SUBHANKAR BANERJEE: Absolutely. And honestly, and I think Michael—Glenn Greenwald has pointed this out again and again, that unless we speak out and pressure the administration, he’s not going to act. And this is the time to pressure the administration. And I think the environmental community is doing a fantastic job. With Greenpeace, Alaska Wilderness League is doing a fantastic job. They collected one million signatures in May, delivered to President Obama, and all of the vigil and everything that’s going on. So I think this is a very good time.
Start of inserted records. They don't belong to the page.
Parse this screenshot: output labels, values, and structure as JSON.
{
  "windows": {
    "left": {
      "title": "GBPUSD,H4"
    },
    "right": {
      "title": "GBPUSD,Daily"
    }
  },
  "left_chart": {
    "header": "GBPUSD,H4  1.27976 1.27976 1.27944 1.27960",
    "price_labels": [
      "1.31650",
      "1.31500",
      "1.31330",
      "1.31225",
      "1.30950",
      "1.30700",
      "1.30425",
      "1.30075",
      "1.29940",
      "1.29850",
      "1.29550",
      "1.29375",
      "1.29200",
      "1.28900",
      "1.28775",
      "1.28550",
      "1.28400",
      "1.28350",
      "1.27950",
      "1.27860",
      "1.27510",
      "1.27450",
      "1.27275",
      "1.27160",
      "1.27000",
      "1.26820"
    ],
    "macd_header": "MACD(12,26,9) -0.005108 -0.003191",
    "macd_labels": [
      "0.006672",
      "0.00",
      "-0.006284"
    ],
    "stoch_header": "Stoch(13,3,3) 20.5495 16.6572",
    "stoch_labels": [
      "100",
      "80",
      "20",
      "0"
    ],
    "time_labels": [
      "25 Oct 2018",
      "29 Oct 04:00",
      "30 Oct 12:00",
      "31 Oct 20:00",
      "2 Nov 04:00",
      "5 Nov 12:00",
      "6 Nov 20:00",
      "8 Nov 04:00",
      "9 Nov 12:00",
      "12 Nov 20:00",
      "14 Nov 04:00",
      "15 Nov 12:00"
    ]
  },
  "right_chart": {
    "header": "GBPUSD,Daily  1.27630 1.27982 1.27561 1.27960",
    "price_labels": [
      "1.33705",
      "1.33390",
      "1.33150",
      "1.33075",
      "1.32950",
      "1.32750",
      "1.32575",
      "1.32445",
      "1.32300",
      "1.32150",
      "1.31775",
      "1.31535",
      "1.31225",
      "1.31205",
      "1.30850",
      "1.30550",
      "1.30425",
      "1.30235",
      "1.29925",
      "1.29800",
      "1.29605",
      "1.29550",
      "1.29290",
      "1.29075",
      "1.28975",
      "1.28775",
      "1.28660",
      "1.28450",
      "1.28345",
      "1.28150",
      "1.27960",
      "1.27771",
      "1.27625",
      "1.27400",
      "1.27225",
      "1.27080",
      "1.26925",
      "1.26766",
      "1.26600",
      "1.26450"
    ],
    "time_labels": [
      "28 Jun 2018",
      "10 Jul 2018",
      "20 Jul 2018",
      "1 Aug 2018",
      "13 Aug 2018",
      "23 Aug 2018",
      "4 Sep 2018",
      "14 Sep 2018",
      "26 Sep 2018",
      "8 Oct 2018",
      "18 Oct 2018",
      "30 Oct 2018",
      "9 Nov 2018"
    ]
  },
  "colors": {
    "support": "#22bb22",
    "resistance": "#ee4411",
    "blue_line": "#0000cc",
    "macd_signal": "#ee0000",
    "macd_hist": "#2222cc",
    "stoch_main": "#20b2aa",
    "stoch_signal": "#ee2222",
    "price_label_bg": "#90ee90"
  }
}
AMY GOODMAN: Subhankar, what about this latest news, the iceberg twice the size of Manhattan broken off from one of Greenland’s two main glaciers, the Petermann Glacier, the second time in two years that part of the Petermann Glacier has broken off, after an ice island four times Manhattan’s size cracked apart in August of 2010—the significance of this?
SUBHANKAR BANERJEE: Absolutely. And the significance of this is this. Not only the damage we are causing to the Arctic or the nature up there, but the nature is going to fight back—meaning, when you have such a large iceberg doing that, falling off, all the scientists have been saying that the melting of the Arctic sea ice, as well as the melting of the ice cap of Greenland, is going to cause enormous sea rise, level rise. Right here in New York City, New York coastline is completely threatened, as well as all of the coastlines of all of the northern hemisphere cities. We cannot ignore this. All of these discussions have to be on the table. This is the time. Arctic is telling us something. Climate change is—climate change is kind of the canary in the coal mine. That’s where we are seeing the most impact. And here is an example right now, right in front of us, that this something like four times the size of Manhattan falls off.
AMY GOODMAN: Subhankar Banerjee, I want to thank you very much for joining us again. And if folks want to see some of his photographs, you can go to our website at democracynow.org. Subhankar is a renowned photographer, writer and activist, spent the last decade working for conservation of the Arctic. His latest book is called Arctic Voices: Resistance at the Tipping Point. This is Democracy Now!, democracynow.org, The War and Peace Report. And on our website, we have highlighted one of the chapters at democracynow.org.
When we come back, we’re staying with the issue of climate change to talk with Mark Hertsgaard, who started Climate Parents. What are parents doing for their children about the world changing, heating up? Stay with us.